# Available data
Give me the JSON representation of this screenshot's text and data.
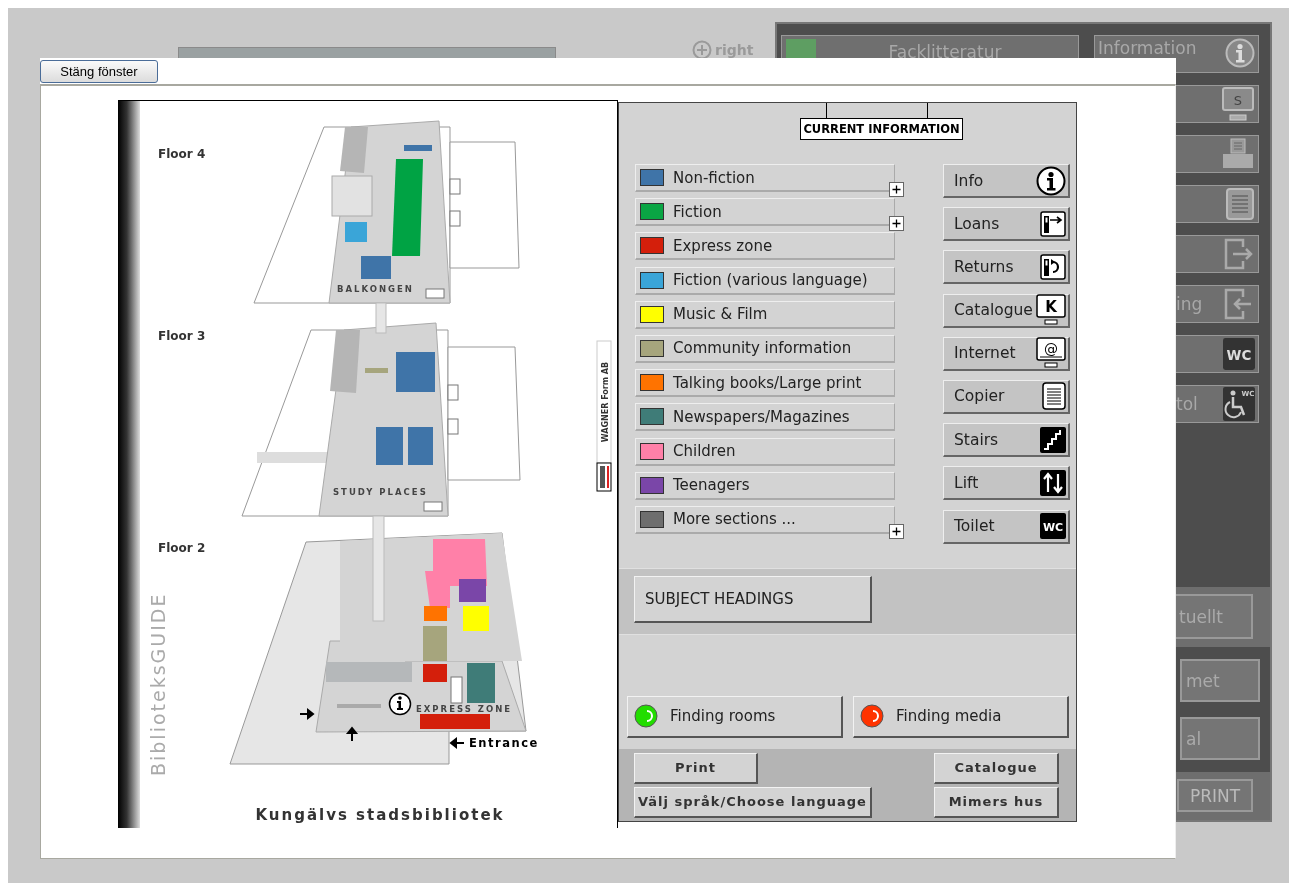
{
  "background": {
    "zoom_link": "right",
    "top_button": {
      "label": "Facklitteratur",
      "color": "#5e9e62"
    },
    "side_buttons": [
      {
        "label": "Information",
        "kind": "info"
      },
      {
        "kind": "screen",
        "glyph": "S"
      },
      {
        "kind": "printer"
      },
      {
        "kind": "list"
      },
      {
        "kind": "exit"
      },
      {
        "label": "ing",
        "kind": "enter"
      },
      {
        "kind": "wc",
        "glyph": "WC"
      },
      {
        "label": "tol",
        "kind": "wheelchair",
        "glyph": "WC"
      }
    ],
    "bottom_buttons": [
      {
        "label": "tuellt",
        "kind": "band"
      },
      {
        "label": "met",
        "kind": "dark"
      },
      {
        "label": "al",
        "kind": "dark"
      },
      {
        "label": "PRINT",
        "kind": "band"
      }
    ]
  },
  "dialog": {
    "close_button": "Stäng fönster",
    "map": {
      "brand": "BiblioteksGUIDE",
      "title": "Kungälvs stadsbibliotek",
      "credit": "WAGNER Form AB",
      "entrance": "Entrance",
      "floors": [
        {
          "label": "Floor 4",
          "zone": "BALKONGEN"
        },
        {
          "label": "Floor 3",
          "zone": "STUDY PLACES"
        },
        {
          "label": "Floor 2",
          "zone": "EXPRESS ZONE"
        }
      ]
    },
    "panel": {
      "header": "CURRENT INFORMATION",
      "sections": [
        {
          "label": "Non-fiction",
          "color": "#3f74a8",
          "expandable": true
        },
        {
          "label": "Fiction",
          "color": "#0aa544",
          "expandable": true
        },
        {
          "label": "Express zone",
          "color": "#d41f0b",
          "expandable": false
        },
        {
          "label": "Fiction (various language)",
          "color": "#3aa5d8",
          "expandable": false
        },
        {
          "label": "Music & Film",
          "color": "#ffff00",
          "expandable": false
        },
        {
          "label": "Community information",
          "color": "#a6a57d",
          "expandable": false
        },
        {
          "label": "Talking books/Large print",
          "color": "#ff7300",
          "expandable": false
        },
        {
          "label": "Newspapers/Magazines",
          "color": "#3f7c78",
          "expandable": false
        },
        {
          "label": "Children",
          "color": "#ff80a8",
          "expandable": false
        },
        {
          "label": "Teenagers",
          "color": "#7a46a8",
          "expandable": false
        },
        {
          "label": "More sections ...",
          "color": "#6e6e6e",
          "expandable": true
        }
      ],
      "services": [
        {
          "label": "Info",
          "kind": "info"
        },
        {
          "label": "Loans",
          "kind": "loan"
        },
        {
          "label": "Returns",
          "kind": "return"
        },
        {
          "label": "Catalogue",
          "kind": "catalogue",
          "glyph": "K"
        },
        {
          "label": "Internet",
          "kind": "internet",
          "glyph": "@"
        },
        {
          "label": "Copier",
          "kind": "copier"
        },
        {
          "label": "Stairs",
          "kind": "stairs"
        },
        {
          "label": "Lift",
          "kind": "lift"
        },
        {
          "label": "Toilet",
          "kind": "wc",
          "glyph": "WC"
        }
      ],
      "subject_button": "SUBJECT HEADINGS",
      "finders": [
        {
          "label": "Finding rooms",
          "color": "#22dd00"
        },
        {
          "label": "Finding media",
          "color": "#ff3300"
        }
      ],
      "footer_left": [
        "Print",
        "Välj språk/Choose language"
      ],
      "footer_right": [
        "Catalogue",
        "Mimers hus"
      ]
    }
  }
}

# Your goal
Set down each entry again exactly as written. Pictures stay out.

# Solved problem
Give me the JSON representation of this screenshot's text and data.
{
  "background": {
    "zoom_link": "right",
    "top_button": {
      "label": "Facklitteratur",
      "color": "#5e9e62"
    },
    "side_buttons": [
      {
        "label": "Information",
        "kind": "info"
      },
      {
        "kind": "screen",
        "glyph": "S"
      },
      {
        "kind": "printer"
      },
      {
        "kind": "list"
      },
      {
        "kind": "exit"
      },
      {
        "label": "ing",
        "kind": "enter"
      },
      {
        "kind": "wc",
        "glyph": "WC"
      },
      {
        "label": "tol",
        "kind": "wheelchair",
        "glyph": "WC"
      }
    ],
    "bottom_buttons": [
      {
        "label": "tuellt",
        "kind": "band"
      },
      {
        "label": "met",
        "kind": "dark"
      },
      {
        "label": "al",
        "kind": "dark"
      },
      {
        "label": "PRINT",
        "kind": "band"
      }
    ]
  },
  "dialog": {
    "close_button": "Stäng fönster",
    "map": {
      "brand": "BiblioteksGUIDE",
      "title": "Kungälvs stadsbibliotek",
      "credit": "WAGNER Form AB",
      "entrance": "Entrance",
      "floors": [
        {
          "label": "Floor 4",
          "zone": "BALKONGEN"
        },
        {
          "label": "Floor 3",
          "zone": "STUDY PLACES"
        },
        {
          "label": "Floor 2",
          "zone": "EXPRESS ZONE"
        }
      ]
    },
    "panel": {
      "header": "CURRENT INFORMATION",
      "sections": [
        {
          "label": "Non-fiction",
          "color": "#3f74a8",
          "expandable": true
        },
        {
          "label": "Fiction",
          "color": "#0aa544",
          "expandable": true
        },
        {
          "label": "Express zone",
          "color": "#d41f0b",
          "expandable": false
        },
        {
          "label": "Fiction (various language)",
          "color": "#3aa5d8",
          "expandable": false
        },
        {
          "label": "Music & Film",
          "color": "#ffff00",
          "expandable": false
        },
        {
          "label": "Community information",
          "color": "#a6a57d",
          "expandable": false
        },
        {
          "label": "Talking books/Large print",
          "color": "#ff7300",
          "expandable": false
        },
        {
          "label": "Newspapers/Magazines",
          "color": "#3f7c78",
          "expandable": false
        },
        {
          "label": "Children",
          "color": "#ff80a8",
          "expandable": false
        },
        {
          "label": "Teenagers",
          "color": "#7a46a8",
          "expandable": false
        },
        {
          "label": "More sections ...",
          "color": "#6e6e6e",
          "expandable": true
        }
      ],
      "services": [
        {
          "label": "Info",
          "kind": "info"
        },
        {
          "label": "Loans",
          "kind": "loan"
        },
        {
          "label": "Returns",
          "kind": "return"
        },
        {
          "label": "Catalogue",
          "kind": "catalogue",
          "glyph": "K"
        },
        {
          "label": "Internet",
          "kind": "internet",
          "glyph": "@"
        },
        {
          "label": "Copier",
          "kind": "copier"
        },
        {
          "label": "Stairs",
          "kind": "stairs"
        },
        {
          "label": "Lift",
          "kind": "lift"
        },
        {
          "label": "Toilet",
          "kind": "wc",
          "glyph": "WC"
        }
      ],
      "subject_button": "SUBJECT HEADINGS",
      "finders": [
        {
          "label": "Finding rooms",
          "color": "#22dd00"
        },
        {
          "label": "Finding media",
          "color": "#ff3300"
        }
      ],
      "footer_left": [
        "Print",
        "Välj språk/Choose language"
      ],
      "footer_right": [
        "Catalogue",
        "Mimers hus"
      ]
    }
  }
}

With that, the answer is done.